    Abstract The Mecyclothorax carabid beetle fauna of Haleakalā volcano, Maui Island, Hawai‘i is taxonomically revised, with 116 species precinctive to Haleakalā recognized, 74 newly described. Species are classified into 14 species groups, with the newly described species arrayed as follows: 1, Mecyclothorax constrictus group with Mecyclothorax perseveratus sp. n.; 2, Mecyclothorax obscuricornis group with Mecyclothorax notobscuricornis sp. n., Mecyclothorax mordax sp. n., Mecyclothorax mordicus sp. n., Mecyclothorax manducus sp. n., Mecyclothorax ambulatus sp. n., Mecyclothorax montanus sp. n., Mecyclothorax waikamoi sp. n., Mecyclothorax poouli sp. n., and Mecyclothorax ahulili sp. n.; 3, Mecyclothorax robustus group with Mecyclothorax affinis sp. n., Mecyclothorax anchisteus sp. n., Mecyclothorax consanguineus sp. n., Mecyclothorax antaeus sp. n., Mecyclothorax cymindulus sp. n., and Mecyclothorax haydeni sp. n.; 4, Mecyclothorax interruptus group with Mecyclothorax bradycelloides sp. n., Mecyclothorax anthracinus sp. n., Mecyclothorax arthuri sp. n., Mecyclothorax medeirosi sp. n., Mecyclothorax inconscriptus sp. n., and Mecyclothorax foveolatus sp. n.; 5, Mecyclothorax sobrinus group with Mecyclothorax foveopunctatus sp. n.; 6, Mecyclothorax ovipennis group with Mecyclothorax subtilis Britton & Liebherr, sp. n., Mecyclothorax patulus sp. n., Mecyclothorax patagiatus sp. n., Mecyclothorax strigosus sp. n., Mecyclothorax takumiae sp. n., Mecyclothorax parapicalis sp. n., Mecyclothorax mauiae sp. n., Mecyclothorax subternus sp. n., Mecyclothorax flaviventris sp. n., Mecyclothorax cordaticollaris sp. n., and Mecyclothorax krushelnyckyi sp. n.; 7, Mecyclothorax argutor group with Mecyclothorax ommatoplax sp. n., Mecyclothorax semistriatus sp. n., Mecyclothorax refulgens sp. n., Mecyclothorax argutulus sp. n., Mecyclothorax planipennis sp. n., Mecyclothorax planatus sp. n., and Mecyclothorax argutuloides sp. n.; 8, Mecyclothorax microps group with Mecyclothorax
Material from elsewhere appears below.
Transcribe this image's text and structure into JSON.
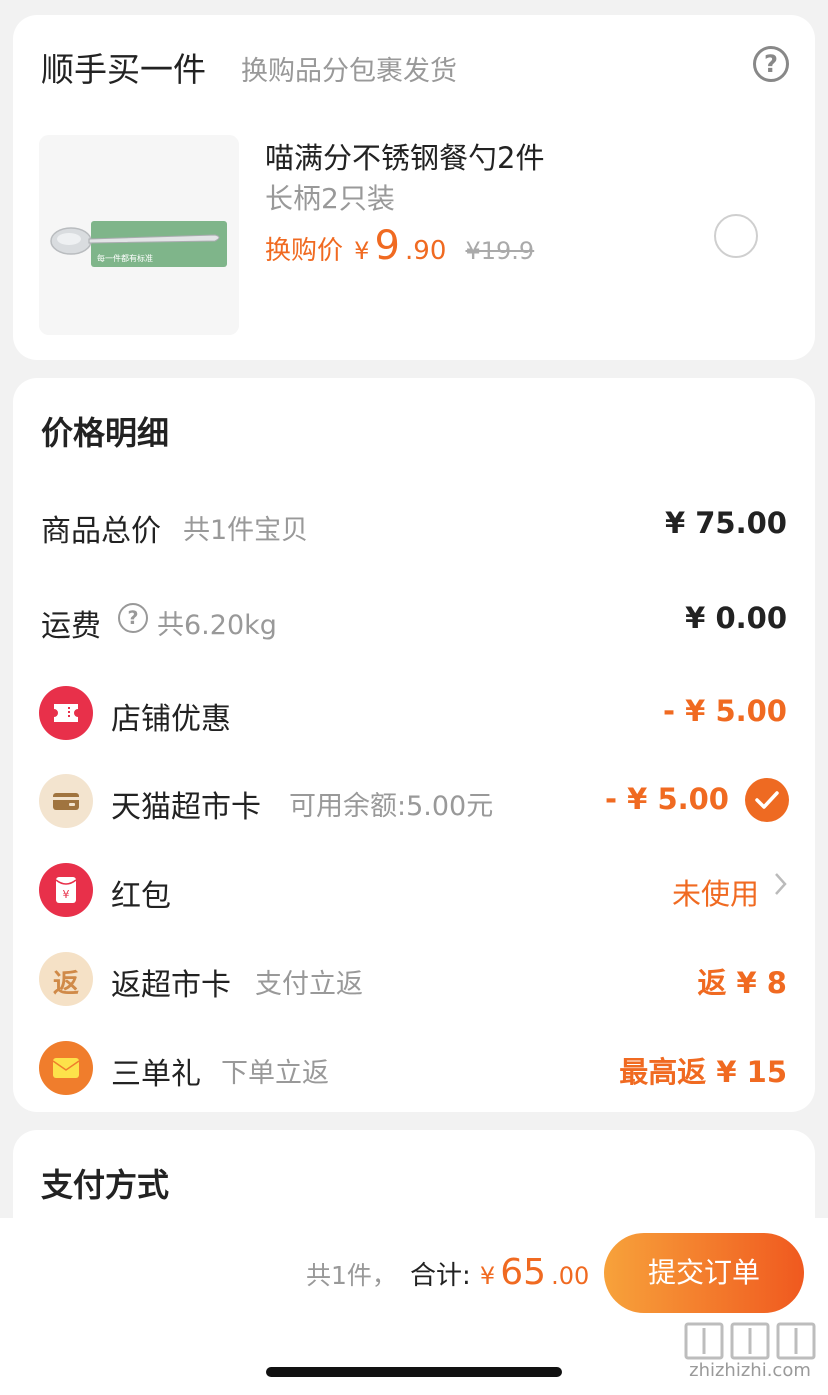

  1. World reclassification of the Cardiophorinae (Coleoptera, Elateridae), based on phylogenetic analyses of morphological characters

    PubMed Central
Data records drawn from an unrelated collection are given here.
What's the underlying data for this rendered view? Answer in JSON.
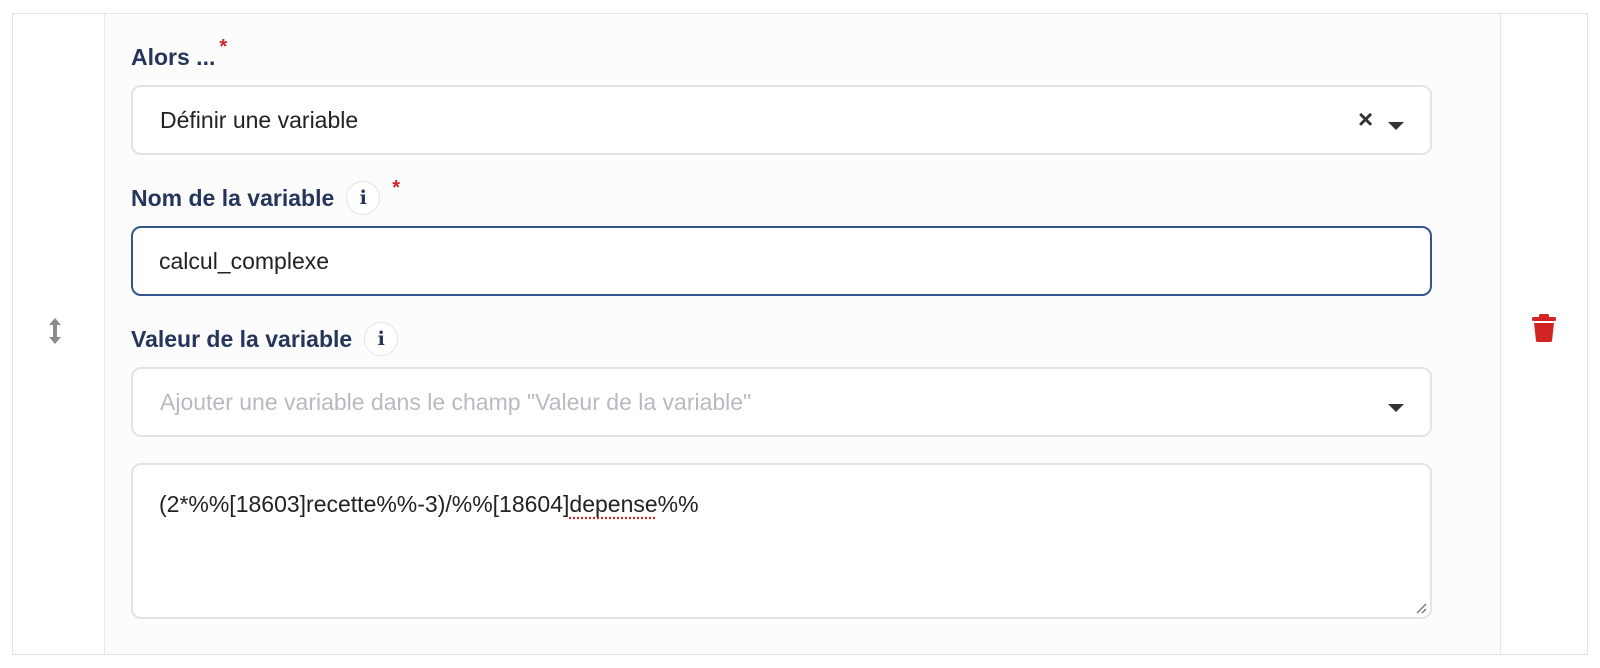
{
  "then_field": {
    "label": "Alors ...",
    "required_mark": "*",
    "selected_value": "Définir une variable",
    "clear_icon": "×",
    "dropdown_icon": "caret-down-icon"
  },
  "name_field": {
    "label": "Nom de la variable",
    "info_icon": "i",
    "required_mark": "*",
    "value": "calcul_complexe"
  },
  "value_field": {
    "label": "Valeur de la variable",
    "info_icon": "i",
    "select_placeholder": "Ajouter une variable dans le champ \"Valeur de la variable\"",
    "dropdown_icon": "caret-down-icon",
    "expression_prefix": "(2*%%[18603]recette%%-3)/%%[18604]",
    "expression_misspelled": "depense",
    "expression_suffix": "%%"
  },
  "colors": {
    "label": "#25365a",
    "required": "#d32424",
    "focus_border": "#34558b",
    "delete": "#d32424"
  }
}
    Douglas, Hume B.

    2017-01-01

    Fleutiaux, 1892 (Physodactylinae) is syn. n. of Globothorax Fleutiaux, 1891. The following new genera are described: Austrocardiophorus (type species: Cardiophorus humeralis Fairmaire and Germain, 1860); Chileaphricus (type species: Aphricus chilensis Fleutiaux, 1940); Floridelater (type species: Coptostethus americanus Horn, 1871, transferred from Negastriinae to Cardiophorinae). Paradicronychus (nomen nudum), is syn. n. of Cardiophorus Eschscholtz, 1829. Generic reassignments to make Cardiodontulus, Cardiophorus, Cardiotarsus, Paracardiophorus consistent with phylogenetically revised genus concepts resulted in 84 new combinations. Lectotypes are designated for 29 type species to fix generic concepts: Anelastes femoralis Lucas, 1857; Aphricus chilensis Fleutiaux, 1940; Athous argentatus Abeille de Perrin, 1894; Cardiophorus adjutor Candèze, 1875; Cardiophorus florentini Fleutiaux, 1895; Cardiophorus inflatus Candèze, 1882; Cardiophorus luridipes Candèze, 1860; Cardiophorus mirabilis Candèze, 1860; Cardiophorus musculus Erichson, 1840; Cardiotarsus capensis Candèze, 1860; Cardiotarsus vitalisi Fleutiaux, 1918; Craspedostethus rufiventris Schwarz, 1898; Elater cinereus Herbst, 1784; Elater minutissimus Germar, 1817; Elater sputator Linnaeus, 1758; Elater thoracicus Fabricius, 1801; Eniconyx pullatus Horn, 1884; Esthesopus castaneus Eschscholtz, 1829; Gastrimargus schneideri Schwarz, 1902; Globothorax chevrolati Fleutiaux, 1891; Horistonotus flavidus Candèze, 1860; Horistonotus simplex LeConte, 1863; Lesnelater madagascariensis Fleutiaux, 1935; Oedostethus femoralis LeConte, 1853; Phorocardius solitarius Fleutiaux, 1931; Platynychus indicus Motschulsky, 1858; Platynychus mixtus Fleutiaux, 1931; Triplonychus acuminatus Candèze, 1860; Tropidiplus tellinii Fleutiaux, 1903. A key to genera and diagnoses are provided for all genera and subgenera. A bibliographic synonymy includes references for all taxonomic changes to genera and new species through 2015. PMID:28331397